Hi Barry,
I have noticed in some scramble format tournaments that playing partners will stand behind the player that is putting to see the line for their own putt. Moreover, they will have the poorest putter putt first time provide a read for the better putters. What do you think of the etiquette of this?

Barry Rhodes said...


Not only is it bad etiquette, but it also is a breach of Rule 14-2b, incurring a penalty of two strokes every time a player does it. However, there is no problem with the order of putt unless the Conditions of Competition state that the player whose ball is beeing used must make the first putt.


Anonymous said...

Barry. Whilst recently playing a team fourball matchplay. We were one up and on the 18th green....i was putting to win the match

Both my partners and my ball where approx four inches off the putting green (on the fringe) and within four inches of each others ball.both balls more or less on a direct line to the hole. I marked my ball whilst my partner played his.

As we were off the putting green, i stood behind him and watched his line of putt...i replaced my ball and as i was about to play the opposition called that i was not allowed to stand behind my partner and watch his putt as i had gained an advantage...i continued with my putt, invarably missing the putt. They then went on to win the hole..

Can you clarify the situation. In my head, as my partner and i were off the putting surface i was able to stand behind my partner and watch his stroke being played...which rule (if any, as the opposition challenged) had been breached.

Barry Rhodes said...

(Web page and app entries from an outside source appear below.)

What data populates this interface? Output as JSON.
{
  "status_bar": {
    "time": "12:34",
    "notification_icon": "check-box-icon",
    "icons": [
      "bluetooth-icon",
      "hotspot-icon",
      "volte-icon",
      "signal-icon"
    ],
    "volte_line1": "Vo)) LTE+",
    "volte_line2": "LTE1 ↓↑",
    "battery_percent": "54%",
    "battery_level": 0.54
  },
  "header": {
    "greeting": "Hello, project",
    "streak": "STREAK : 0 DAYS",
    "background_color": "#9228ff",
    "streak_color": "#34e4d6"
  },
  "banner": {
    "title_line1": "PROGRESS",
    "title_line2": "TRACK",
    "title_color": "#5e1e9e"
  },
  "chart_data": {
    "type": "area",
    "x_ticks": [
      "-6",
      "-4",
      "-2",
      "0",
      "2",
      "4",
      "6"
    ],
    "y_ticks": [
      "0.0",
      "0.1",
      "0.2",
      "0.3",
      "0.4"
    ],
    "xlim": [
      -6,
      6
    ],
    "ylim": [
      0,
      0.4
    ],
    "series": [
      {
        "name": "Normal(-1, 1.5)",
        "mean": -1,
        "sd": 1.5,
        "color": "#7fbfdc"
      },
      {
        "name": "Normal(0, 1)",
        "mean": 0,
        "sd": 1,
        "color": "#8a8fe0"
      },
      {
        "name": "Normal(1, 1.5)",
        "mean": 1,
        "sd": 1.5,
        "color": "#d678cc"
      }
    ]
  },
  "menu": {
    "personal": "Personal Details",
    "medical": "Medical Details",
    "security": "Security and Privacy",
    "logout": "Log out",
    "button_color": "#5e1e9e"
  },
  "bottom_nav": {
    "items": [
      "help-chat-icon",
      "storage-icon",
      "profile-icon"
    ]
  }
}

Your opponents were correct to claim the hole, as you had breached Rule 14-2, which states that a partner, caddie or partner’s caddie may not stand behind a player during their stroke anywhere on the course. Prior to 2000 this restriction only applied to the putting green.